Liposarcomas are malignant tumors of the soft tissue, with myxoid liposarcoma being the second most common subtype, tending to occur in the limbs, particularly in the thighs. Myxoid liposarcomas have an intermediate prognosis between well-differentiated and pleomorphic tumors. Spinal metastasis is usual but intradural involvement is extremely rare. We present an unusual case of a multicentric myxoid liposarcoma with intradural involvement. A 41-year-old woman complained of tingling sensation on her left arm. Radiological evaluation revealed multiple masses in her cervical spine, abdominal wall, liver, heart and right thigh, all of which were resected. She was histologically diagnosed with small round cell myxoid sarcoma and underwent adjuvant chemotherapy. However, magnetic resonance imaging analysis after 1 year revealed a large metastatic mass with bony invasion at the C6-T1 level. This mass consisted of extradural and intradural components causing severe compression of the spinal cord. She underwent resection via a posterior facetectomy of C6-7 and an anterior C7 corpectomy. However, the patient died of multiple metastases 18 months after the first diagnosis.

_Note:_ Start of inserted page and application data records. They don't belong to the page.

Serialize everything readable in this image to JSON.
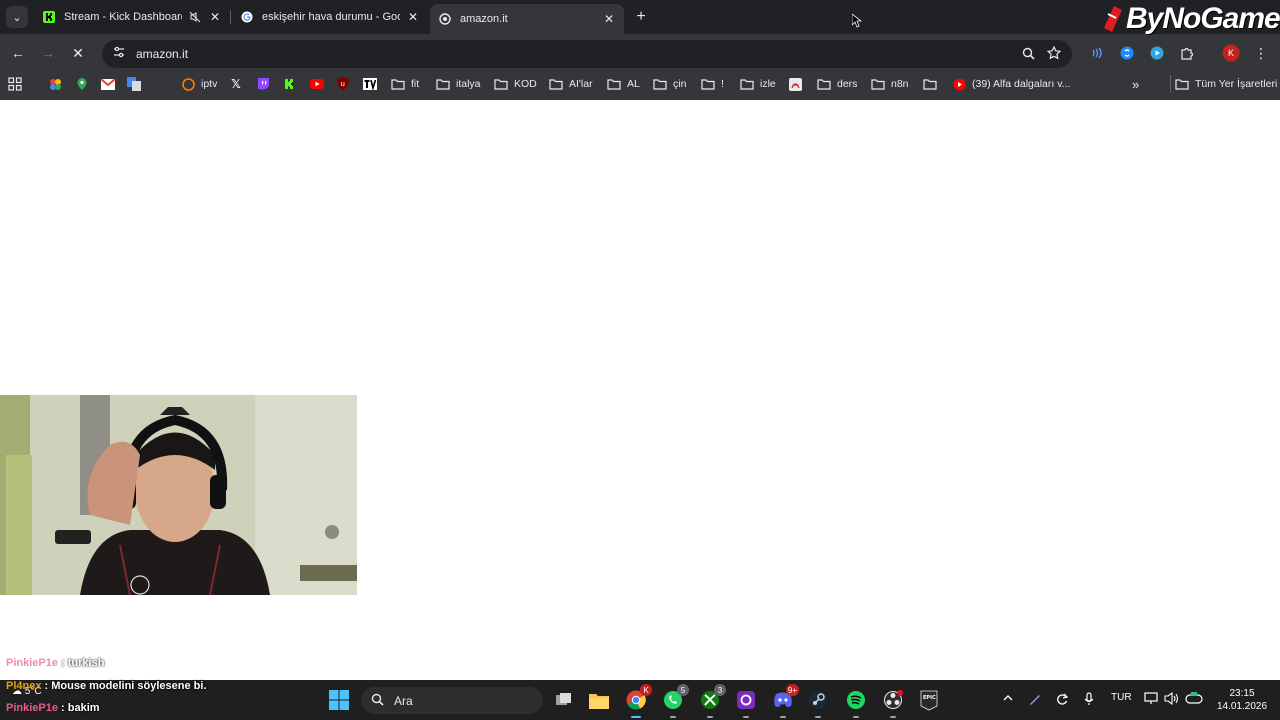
{
  "browser": {
    "tabs": [
      {
        "title": "Stream - Kick Dashboard",
        "muted": true
      },
      {
        "title": "eskişehir hava durumu - Google"
      },
      {
        "title": "amazon.it",
        "active": true
      }
    ],
    "address": "amazon.it",
    "bookmarks": [
      {
        "label": "",
        "icon": "google-photos-icon"
      },
      {
        "label": "",
        "icon": "google-maps-icon"
      },
      {
        "label": "",
        "icon": "gmail-icon"
      },
      {
        "label": "",
        "icon": "google-translate-icon"
      },
      {
        "label": "iptv",
        "icon": "iptv-icon"
      },
      {
        "label": "",
        "icon": "x-icon"
      },
      {
        "label": "",
        "icon": "twitch-icon"
      },
      {
        "label": "",
        "icon": "kick-icon"
      },
      {
        "label": "",
        "icon": "youtube-icon"
      },
      {
        "label": "",
        "icon": "ublock-icon"
      },
      {
        "label": "",
        "icon": "tradingview-icon"
      },
      {
        "label": "fit",
        "icon": "folder-icon"
      },
      {
        "label": "italya",
        "icon": "folder-icon"
      },
      {
        "label": "KOD",
        "icon": "folder-icon"
      },
      {
        "label": "AI'lar",
        "icon": "folder-icon"
      },
      {
        "label": "AL",
        "icon": "folder-icon"
      },
      {
        "label": "çin",
        "icon": "folder-icon"
      },
      {
        "label": "!",
        "icon": "folder-icon"
      },
      {
        "label": "izle",
        "icon": "folder-icon"
      },
      {
        "label": "",
        "icon": "pdf-icon"
      },
      {
        "label": "ders",
        "icon": "folder-icon"
      },
      {
        "label": "n8n",
        "icon": "folder-icon"
      },
      {
        "label": "",
        "icon": "folder-icon"
      },
      {
        "label": "(39) Alfa dalgaları v...",
        "icon": "youtube-icon"
      }
    ],
    "all_bookmarks": "Tüm Yer İşaretleri",
    "profile_initial": "K"
  },
  "overlay": {
    "brand": "ByNoGame",
    "chat": [
      {
        "user": "PinkieP1e",
        "message": " : turkish"
      },
      {
        "user": "Pl4nex",
        "message": " : Mouse modelini söylesene bi."
      },
      {
        "user": "PinkieP1e",
        "message": " : bakim"
      }
    ]
  },
  "taskbar": {
    "weather": "5°C",
    "search_placeholder": "Ara",
    "apps": [
      {
        "name": "task-view-icon"
      },
      {
        "name": "file-explorer-icon"
      },
      {
        "name": "chrome-icon",
        "badge": "K"
      },
      {
        "name": "whatsapp-icon",
        "badge": "5"
      },
      {
        "name": "xbox-icon",
        "badge": "3"
      },
      {
        "name": "app-icon"
      },
      {
        "name": "discord-icon",
        "badge": "9+"
      },
      {
        "name": "steam-icon"
      },
      {
        "name": "spotify-icon"
      },
      {
        "name": "obs-icon"
      },
      {
        "name": "epic-games-icon"
      }
    ],
    "language": "TUR",
    "time": "23:15",
    "date": "14.01.2026"
  },
  "colors": {
    "chrome_dark": "#202124",
    "chrome_toolbar": "#35363a",
    "kick_green": "#53fc18",
    "chat_user": "#e85c8a"
  }
}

Cervical spine; lntradural; Multicentric; Myxoid liposarcoma; Metastasis
Soft tissue sarcomas are heterogeneous tumors that are difficult to treat. Up to 50 percent of patients develop metastatic disease and require systemic chemotherapy. Ifosfamide and doxorubicin are the two most active agents.

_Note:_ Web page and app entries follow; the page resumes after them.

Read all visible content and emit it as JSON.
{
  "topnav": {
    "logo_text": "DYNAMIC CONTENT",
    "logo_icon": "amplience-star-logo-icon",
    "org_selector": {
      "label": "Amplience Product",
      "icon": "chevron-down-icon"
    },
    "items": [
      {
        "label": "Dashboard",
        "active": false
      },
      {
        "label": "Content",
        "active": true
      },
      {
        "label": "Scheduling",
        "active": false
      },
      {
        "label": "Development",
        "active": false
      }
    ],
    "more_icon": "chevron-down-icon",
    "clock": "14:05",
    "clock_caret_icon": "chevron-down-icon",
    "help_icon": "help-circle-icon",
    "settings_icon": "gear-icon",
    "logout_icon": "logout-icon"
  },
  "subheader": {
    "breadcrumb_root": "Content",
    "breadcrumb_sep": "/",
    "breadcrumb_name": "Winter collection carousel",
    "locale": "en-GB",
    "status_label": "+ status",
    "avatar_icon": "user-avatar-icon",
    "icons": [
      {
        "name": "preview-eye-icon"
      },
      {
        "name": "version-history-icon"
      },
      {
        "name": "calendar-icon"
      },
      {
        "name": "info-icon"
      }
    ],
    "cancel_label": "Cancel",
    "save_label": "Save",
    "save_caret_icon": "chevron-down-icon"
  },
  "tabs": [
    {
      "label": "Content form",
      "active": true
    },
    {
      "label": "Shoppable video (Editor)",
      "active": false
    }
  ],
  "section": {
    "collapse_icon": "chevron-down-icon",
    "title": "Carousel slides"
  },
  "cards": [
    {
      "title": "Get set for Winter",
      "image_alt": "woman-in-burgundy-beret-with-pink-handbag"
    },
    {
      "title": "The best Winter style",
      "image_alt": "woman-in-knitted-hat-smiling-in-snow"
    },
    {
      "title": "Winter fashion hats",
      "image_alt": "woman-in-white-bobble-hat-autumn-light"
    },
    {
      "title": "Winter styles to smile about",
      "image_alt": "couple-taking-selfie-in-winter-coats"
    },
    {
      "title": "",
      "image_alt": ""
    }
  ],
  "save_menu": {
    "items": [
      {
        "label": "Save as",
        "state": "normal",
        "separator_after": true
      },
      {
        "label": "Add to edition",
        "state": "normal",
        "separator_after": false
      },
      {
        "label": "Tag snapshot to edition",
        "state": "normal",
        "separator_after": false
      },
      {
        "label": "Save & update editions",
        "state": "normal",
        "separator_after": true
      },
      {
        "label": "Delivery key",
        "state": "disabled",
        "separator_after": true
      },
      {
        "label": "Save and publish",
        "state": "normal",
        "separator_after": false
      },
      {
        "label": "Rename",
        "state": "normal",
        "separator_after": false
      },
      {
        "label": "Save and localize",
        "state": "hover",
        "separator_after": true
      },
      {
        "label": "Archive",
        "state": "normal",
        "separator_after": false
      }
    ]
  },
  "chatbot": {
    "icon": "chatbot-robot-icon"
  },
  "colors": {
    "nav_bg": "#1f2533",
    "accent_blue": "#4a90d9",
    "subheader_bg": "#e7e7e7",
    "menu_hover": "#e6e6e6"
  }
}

A 33-year-old Caucasian woman presented to our facility with a metastatic myxoid liposarcoma. Our patient was initially treated with surgery and radiation therapy, but experienced three recurrences during a six-year period, the first and the last occurring while our patient was pregnant. The first recurrence, which occurred two years after diagnosis and was localized in the left cervical and right axillary region, was treated with surgery followed by chemotherapy. Molecular analysis of this tumor showed a t(12,16) + translocation resulting in a FUS-DDIT3 or EWSR1-DDIT3 fusion. Three years later our patient experienced a second recurrence in the left supraclavicular fossa, upper thoracic and anterior mediastinum, which was treated with surgery alone. Eight months later, during the second pregnancy, our patient experienced a third recurrence as a large cervical mass that was treated, upon pregnancy, with trabectedin (1.5mg/m2/24-hour continuous infusion) for a total of 12 cycles. At that time a computed tomography scan showed long-term partial response with excellent treatment tolerability.
This case report illustrates the potential therapeutic activity of trabectedin in patients with myxoid liposarcoma.